**ABOUT THIS EXERCISE:**
The answer must be every line of the records in which the string "emoji" appears.

**DATA SHOWN:**
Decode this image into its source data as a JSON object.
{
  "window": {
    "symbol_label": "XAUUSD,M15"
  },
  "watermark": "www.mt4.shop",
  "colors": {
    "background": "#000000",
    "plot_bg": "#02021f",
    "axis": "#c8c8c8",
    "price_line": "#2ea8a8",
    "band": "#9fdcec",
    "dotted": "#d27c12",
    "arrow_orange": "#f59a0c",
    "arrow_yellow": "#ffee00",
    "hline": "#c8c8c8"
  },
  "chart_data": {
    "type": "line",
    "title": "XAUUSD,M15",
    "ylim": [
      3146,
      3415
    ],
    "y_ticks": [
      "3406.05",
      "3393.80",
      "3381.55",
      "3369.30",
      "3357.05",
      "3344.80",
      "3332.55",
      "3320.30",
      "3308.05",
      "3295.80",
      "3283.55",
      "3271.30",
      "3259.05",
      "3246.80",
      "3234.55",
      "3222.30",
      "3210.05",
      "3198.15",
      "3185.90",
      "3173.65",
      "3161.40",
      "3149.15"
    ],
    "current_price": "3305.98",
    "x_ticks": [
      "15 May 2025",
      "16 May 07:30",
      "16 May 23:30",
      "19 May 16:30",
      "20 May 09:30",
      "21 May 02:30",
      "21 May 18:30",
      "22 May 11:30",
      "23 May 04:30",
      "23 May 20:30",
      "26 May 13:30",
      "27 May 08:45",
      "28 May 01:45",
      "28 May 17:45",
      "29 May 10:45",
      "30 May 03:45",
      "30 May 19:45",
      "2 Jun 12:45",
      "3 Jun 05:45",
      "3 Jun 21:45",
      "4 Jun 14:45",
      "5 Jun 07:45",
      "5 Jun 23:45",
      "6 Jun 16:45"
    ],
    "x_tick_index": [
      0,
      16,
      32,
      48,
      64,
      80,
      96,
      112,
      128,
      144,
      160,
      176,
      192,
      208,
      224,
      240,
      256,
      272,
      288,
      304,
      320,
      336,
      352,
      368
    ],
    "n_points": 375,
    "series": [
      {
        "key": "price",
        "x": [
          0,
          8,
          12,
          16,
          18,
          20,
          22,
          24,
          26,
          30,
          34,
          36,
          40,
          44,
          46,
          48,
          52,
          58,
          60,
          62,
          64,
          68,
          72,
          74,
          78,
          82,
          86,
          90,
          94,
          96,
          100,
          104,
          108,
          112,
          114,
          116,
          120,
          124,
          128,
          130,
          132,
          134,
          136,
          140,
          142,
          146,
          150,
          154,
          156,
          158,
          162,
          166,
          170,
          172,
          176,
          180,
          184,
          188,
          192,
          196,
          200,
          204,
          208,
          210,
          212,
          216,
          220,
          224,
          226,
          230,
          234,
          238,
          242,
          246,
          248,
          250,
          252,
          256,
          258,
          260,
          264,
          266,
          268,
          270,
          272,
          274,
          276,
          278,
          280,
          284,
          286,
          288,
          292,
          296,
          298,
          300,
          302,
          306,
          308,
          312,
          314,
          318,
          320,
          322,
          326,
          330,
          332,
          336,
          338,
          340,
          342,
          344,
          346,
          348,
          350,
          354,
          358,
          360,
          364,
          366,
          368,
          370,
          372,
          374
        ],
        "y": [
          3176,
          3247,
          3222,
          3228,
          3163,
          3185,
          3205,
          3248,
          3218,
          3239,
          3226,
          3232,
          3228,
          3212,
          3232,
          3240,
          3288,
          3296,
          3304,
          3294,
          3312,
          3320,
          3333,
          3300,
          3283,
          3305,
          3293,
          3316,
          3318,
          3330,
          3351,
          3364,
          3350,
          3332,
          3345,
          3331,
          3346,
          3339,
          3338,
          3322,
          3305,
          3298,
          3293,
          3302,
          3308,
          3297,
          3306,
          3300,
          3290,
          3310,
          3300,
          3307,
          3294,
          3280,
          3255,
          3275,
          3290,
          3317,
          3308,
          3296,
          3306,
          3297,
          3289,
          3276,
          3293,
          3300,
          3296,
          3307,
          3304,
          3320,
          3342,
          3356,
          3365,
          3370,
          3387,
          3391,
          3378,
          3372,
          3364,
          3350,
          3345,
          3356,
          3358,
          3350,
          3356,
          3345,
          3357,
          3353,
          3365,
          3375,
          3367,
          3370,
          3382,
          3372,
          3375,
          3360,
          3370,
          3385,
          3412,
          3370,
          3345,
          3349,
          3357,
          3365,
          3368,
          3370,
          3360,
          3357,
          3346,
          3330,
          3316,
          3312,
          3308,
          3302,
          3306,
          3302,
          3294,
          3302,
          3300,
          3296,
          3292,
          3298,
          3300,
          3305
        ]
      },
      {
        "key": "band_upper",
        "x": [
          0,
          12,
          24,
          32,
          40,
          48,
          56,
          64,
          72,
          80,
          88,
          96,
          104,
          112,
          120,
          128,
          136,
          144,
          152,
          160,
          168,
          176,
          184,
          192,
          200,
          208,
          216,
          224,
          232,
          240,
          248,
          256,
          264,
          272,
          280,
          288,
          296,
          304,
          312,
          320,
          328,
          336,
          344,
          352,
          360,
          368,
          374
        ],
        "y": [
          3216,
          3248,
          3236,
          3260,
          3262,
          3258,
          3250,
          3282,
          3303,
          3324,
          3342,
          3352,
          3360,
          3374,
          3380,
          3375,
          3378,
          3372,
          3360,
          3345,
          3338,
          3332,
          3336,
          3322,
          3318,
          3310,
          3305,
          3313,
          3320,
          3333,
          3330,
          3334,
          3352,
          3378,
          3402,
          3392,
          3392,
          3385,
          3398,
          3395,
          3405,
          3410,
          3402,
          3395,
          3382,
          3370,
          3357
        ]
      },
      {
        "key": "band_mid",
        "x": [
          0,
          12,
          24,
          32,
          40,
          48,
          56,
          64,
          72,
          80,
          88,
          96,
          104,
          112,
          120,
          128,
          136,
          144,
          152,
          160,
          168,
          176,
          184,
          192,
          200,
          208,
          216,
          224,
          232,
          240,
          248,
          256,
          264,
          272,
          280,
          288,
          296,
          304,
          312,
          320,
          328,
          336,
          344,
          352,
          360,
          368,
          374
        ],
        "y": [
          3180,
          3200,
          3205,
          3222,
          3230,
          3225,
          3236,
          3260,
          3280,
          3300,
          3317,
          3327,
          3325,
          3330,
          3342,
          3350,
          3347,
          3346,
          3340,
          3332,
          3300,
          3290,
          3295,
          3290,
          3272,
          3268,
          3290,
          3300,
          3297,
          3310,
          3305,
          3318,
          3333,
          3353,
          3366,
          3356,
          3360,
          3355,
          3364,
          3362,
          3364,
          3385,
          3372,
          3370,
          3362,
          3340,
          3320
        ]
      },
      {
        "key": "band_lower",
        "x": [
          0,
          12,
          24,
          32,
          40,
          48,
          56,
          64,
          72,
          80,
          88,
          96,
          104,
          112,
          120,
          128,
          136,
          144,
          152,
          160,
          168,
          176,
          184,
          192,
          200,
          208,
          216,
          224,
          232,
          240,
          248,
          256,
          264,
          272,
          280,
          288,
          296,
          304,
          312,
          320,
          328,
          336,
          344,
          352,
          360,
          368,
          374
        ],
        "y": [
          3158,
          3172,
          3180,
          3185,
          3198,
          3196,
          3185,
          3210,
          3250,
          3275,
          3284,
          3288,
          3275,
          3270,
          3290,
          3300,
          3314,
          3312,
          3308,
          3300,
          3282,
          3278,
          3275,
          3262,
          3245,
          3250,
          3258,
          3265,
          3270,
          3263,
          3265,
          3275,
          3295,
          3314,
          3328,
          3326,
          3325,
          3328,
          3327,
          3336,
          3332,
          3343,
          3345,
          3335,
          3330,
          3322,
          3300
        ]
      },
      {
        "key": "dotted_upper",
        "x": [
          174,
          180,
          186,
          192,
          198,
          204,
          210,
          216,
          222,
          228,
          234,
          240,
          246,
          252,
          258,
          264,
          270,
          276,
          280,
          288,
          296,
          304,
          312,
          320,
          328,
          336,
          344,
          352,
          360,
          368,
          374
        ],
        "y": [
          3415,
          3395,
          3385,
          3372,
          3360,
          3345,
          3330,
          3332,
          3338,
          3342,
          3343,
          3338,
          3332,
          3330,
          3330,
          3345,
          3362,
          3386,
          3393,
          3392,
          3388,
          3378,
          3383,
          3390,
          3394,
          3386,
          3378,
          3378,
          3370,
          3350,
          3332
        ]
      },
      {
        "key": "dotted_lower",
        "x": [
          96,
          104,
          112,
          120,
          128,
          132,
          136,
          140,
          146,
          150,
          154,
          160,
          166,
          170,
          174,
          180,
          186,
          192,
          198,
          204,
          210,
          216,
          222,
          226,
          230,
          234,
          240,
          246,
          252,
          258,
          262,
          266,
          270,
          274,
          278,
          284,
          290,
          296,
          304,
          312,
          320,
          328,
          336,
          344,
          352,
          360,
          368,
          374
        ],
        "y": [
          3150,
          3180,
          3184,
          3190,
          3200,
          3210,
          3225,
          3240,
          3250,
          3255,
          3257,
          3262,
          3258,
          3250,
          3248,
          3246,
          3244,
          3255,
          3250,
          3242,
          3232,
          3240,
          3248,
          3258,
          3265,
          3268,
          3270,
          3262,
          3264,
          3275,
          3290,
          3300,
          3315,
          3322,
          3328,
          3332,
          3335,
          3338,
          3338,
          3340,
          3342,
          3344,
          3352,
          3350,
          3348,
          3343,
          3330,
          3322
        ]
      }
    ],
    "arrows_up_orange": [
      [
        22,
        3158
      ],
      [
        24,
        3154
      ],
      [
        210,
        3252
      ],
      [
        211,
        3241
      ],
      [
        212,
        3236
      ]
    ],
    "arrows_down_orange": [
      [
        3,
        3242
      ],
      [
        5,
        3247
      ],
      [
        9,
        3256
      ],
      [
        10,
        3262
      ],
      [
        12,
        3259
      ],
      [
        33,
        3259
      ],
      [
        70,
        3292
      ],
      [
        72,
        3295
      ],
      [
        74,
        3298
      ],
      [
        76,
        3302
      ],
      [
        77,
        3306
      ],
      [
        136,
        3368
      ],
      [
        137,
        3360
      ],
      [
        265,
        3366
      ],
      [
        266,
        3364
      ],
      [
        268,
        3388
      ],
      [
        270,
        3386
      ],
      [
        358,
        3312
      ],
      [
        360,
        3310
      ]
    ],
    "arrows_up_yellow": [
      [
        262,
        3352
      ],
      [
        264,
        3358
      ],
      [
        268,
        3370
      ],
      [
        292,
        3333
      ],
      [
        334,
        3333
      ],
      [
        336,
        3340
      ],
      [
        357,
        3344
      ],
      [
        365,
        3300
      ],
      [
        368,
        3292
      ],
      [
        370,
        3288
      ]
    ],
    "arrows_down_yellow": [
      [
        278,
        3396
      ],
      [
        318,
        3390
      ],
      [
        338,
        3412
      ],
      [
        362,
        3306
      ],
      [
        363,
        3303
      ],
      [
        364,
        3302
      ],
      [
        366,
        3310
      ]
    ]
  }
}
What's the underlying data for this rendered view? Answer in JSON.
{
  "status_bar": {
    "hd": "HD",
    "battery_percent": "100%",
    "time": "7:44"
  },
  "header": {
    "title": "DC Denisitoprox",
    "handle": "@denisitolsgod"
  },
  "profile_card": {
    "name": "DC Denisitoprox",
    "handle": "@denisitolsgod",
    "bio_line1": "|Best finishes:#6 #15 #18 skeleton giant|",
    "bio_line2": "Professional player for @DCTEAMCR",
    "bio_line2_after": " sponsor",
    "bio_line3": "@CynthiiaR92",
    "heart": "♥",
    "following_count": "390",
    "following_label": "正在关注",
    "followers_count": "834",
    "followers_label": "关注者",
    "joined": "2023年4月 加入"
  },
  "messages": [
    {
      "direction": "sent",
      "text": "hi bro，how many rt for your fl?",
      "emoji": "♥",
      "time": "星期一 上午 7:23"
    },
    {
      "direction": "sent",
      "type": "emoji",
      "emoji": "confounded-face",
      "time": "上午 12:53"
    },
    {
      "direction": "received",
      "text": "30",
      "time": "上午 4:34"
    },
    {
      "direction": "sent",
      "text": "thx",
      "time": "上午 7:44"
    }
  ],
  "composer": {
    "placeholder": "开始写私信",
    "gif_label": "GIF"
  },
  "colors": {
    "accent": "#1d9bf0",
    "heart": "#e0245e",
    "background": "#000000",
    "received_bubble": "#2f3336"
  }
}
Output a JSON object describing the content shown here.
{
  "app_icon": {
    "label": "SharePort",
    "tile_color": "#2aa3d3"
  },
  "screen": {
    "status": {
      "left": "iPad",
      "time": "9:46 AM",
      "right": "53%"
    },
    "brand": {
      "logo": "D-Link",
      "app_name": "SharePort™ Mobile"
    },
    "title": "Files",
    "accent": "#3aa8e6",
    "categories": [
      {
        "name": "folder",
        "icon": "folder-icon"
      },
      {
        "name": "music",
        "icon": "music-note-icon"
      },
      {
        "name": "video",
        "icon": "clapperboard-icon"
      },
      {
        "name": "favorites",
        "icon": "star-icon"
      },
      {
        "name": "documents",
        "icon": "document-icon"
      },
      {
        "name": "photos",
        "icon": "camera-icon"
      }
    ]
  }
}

**EXPECTED ANSWER:**
      "emoji": "♥",
      "type": "emoji",
      "emoji": "confounded-face",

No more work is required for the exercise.